To the best of my knowledge, there has never been a complete Independence I arrow found, so I used some uncannily well-preserved sites in Greenland as references for the organic pieces. The reference arrows that I used come from a related culture called Saqqaq. You can see the reference arrow parts in Bjarne Grønnow’s 2012 article in Études/Inuit/Studies called, “An archaeological reconstruction of Saqqaq bows, darts, harpoons, and lances”. The Saqqaq arrows were made from driftwood logs that had been split, whereas I used small diameter driftwood twigs and branches to form the arrow shaft.
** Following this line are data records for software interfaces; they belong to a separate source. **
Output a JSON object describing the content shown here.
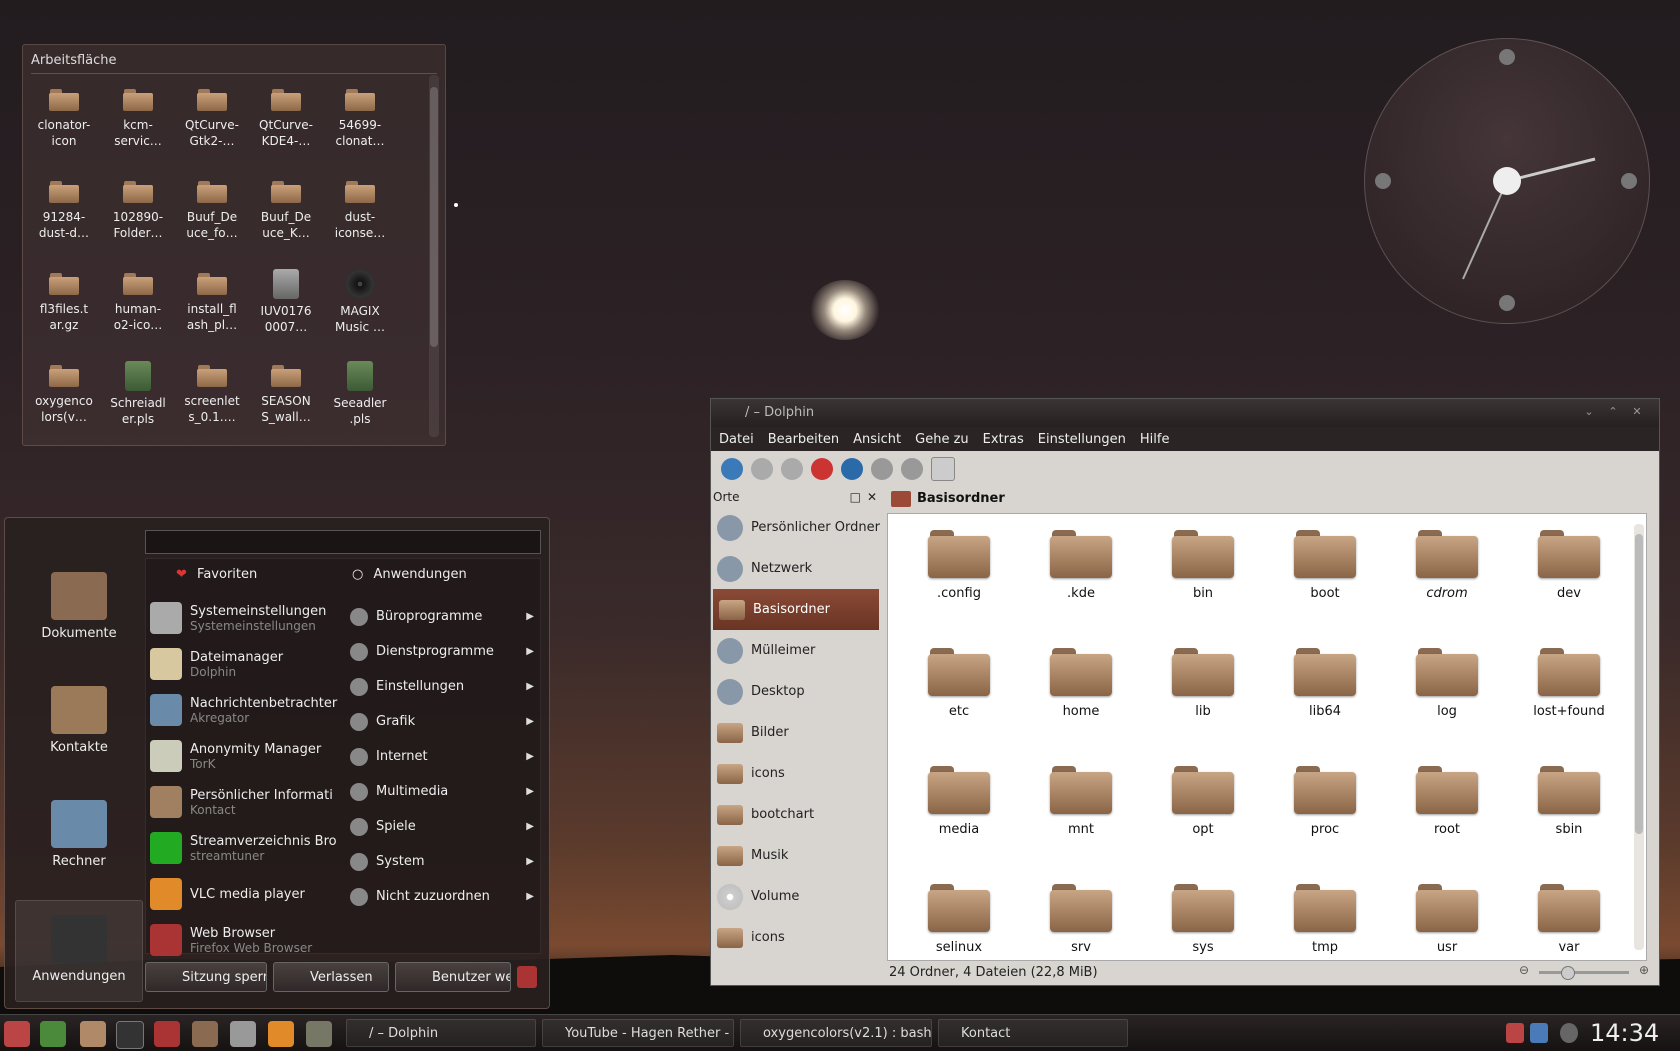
{
  "folderview": {
    "title": "Arbeitsfläche",
    "items": [
      {
        "label": "clonator-\nicon",
        "type": "folder"
      },
      {
        "label": "kcm-\nservic…",
        "type": "folder"
      },
      {
        "label": "QtCurve-\nGtk2-…",
        "type": "folder"
      },
      {
        "label": "QtCurve-\nKDE4-…",
        "type": "folder"
      },
      {
        "label": "54699-\nclonat…",
        "type": "folder"
      },
      {
        "label": "91284-\ndust-d…",
        "type": "folder"
      },
      {
        "label": "102890-\nFolder…",
        "type": "folder"
      },
      {
        "label": "Buuf_De\nuce_fo…",
        "type": "folder"
      },
      {
        "label": "Buuf_De\nuce_K…",
        "type": "folder"
      },
      {
        "label": "dust-\niconse…",
        "type": "folder"
      },
      {
        "label": "fl3files.t\nar.gz",
        "type": "folder"
      },
      {
        "label": "human-\no2-ico…",
        "type": "folder"
      },
      {
        "label": "install_fl\nash_pl…",
        "type": "folder"
      },
      {
        "label": "IUV0176\n0007…",
        "type": "image"
      },
      {
        "label": "MAGIX\nMusic …",
        "type": "disc"
      },
      {
        "label": "oxygenco\nlors(v…",
        "type": "folder"
      },
      {
        "label": "Schreiadl\ner.pls",
        "type": "pls"
      },
      {
        "label": "screenlet\ns_0.1.…",
        "type": "folder"
      },
      {
        "label": "SEASON\nS_wall…",
        "type": "folder"
      },
      {
        "label": "Seeadler\n.pls",
        "type": "pls"
      }
    ]
  },
  "kickoff": {
    "search_value": "",
    "side": [
      {
        "label": "Dokumente",
        "icon": "desk-icon"
      },
      {
        "label": "Kontakte",
        "icon": "contacts-icon"
      },
      {
        "label": "Rechner",
        "icon": "computer-icon"
      },
      {
        "label": "Anwendungen",
        "icon": "hat-icon"
      }
    ],
    "favorites_header": "Favoriten",
    "applications_header": "Anwendungen",
    "favorites": [
      {
        "name": "Systemeinstellungen",
        "sub": "Systemeinstellungen",
        "icon": "tools-icon"
      },
      {
        "name": "Dateimanager",
        "sub": "Dolphin",
        "icon": "file-manager-icon"
      },
      {
        "name": "Nachrichtenbetrachter",
        "sub": "Akregator",
        "icon": "news-icon"
      },
      {
        "name": "Anonymity Manager",
        "sub": "TorK",
        "icon": "onion-icon"
      },
      {
        "name": "Persönlicher Informati",
        "sub": "Kontact",
        "icon": "kontact-icon"
      },
      {
        "name": "Streamverzeichnis Bro",
        "sub": "streamtuner",
        "icon": "play-icon"
      },
      {
        "name": "VLC media player",
        "sub": "",
        "icon": "vlc-icon"
      },
      {
        "name": "Web Browser",
        "sub": "Firefox Web Browser",
        "icon": "firefox-icon"
      }
    ],
    "applications": [
      "Büroprogramme",
      "Dienstprogramme",
      "Einstellungen",
      "Grafik",
      "Internet",
      "Multimedia",
      "Spiele",
      "System",
      "Nicht zuzuordnen"
    ],
    "buttons": {
      "lock": "Sitzung sperr",
      "leave": "Verlassen",
      "switch": "Benutzer wec"
    }
  },
  "dolphin": {
    "title": "/ – Dolphin",
    "menu": [
      "Datei",
      "Bearbeiten",
      "Ansicht",
      "Gehe zu",
      "Extras",
      "Einstellungen",
      "Hilfe"
    ],
    "places_header": "Orte",
    "places": [
      {
        "label": "Persönlicher Ordner",
        "icon": "home-icon"
      },
      {
        "label": "Netzwerk",
        "icon": "network-icon"
      },
      {
        "label": "Basisordner",
        "icon": "folder-icon",
        "selected": true
      },
      {
        "label": "Mülleimer",
        "icon": "trash-icon"
      },
      {
        "label": "Desktop",
        "icon": "desktop-icon"
      },
      {
        "label": "Bilder",
        "icon": "folder-icon"
      },
      {
        "label": "icons",
        "icon": "folder-icon"
      },
      {
        "label": "bootchart",
        "icon": "folder-icon"
      },
      {
        "label": "Musik",
        "icon": "folder-icon"
      },
      {
        "label": "Volume",
        "icon": "disc-icon"
      },
      {
        "label": "icons",
        "icon": "folder-icon"
      }
    ],
    "breadcrumb": "Basisordner",
    "files": [
      ".config",
      ".kde",
      "bin",
      "boot",
      "cdrom",
      "dev",
      "etc",
      "home",
      "lib",
      "lib64",
      "log",
      "lost+found",
      "media",
      "mnt",
      "opt",
      "proc",
      "root",
      "sbin",
      "selinux",
      "srv",
      "sys",
      "tmp",
      "usr",
      "var"
    ],
    "status": "24 Ordner, 4 Dateien (22,8 MiB)"
  },
  "taskbar": {
    "tasks": [
      "/ – Dolphin",
      "YouTube - Hagen Rether - M",
      "oxygencolors(v2.1) : bash",
      "Kontact"
    ],
    "time": "14:34"
  },
  "colors": {
    "accent": "#7a3c2a",
    "folder": "#b08a68"
  }
}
Otherwise I followed the Saqqaq model as closely as possible for arrow shaft dimensions and design details.
The main design elements that I incorporated from the Saqqaq arrows into the Independence I reconstruction were the open bedded style of haft for the arrowhead, the 14 cm long fore shaft, the use of wedge shaped “scarf ” joins to build the shaft out of multiple short sections of wood, the diameter and cross-section of the main shaft and the shallow nock style. The reproduction arrow is spliced together from three pieces of driftwood and measures about 70 cm in length. For the point, I used Independence I artifacts from Quttinirpaaq National Park as my reference. The two feather fletching style is based on more recent Inuit arrows while the twisted sinew lashing and glueless design is representative of both Inuit and Palaeoeskimo hafting techniques.
The Saqqaq arrows are missing feathers, although they are presumed to have had them. I completed the reproduction arrow using a raven feather supplied by a teacher in Grise Fiord. I split the feather down the middle and used each half for the fletching. I don’t think it will spin quite right, but it looks fine for a display piece and I like that it’s finished with local materials. For the use of the feather, I left the arrow with the Umimmak School in Grise Fiord.
The program delivered in Resolute Bay and Grise Fiord was a pilot project and thanks to the support of the teachers at Qarmartalik and Ummimak schools I was able to work with all of the students enrolled at each school. With the addition of evening demonstrations I met dozens of parents, elders, and other members of the communities and while I shared what I knew about flintknapping, they shared with me stories and insight into how the different tools were used and made. I learned a great deal from this trip and given the success of this trial project, my hope is that we can bring the program to other communities, focusing on the incredible archaeology of the National Parks nearest to them.
Tim Rast is a Canadian archaeologist and Flintknapper who specializes in artifact reproductions from the Arctic and sub arctic. You can see more of his work on his blog: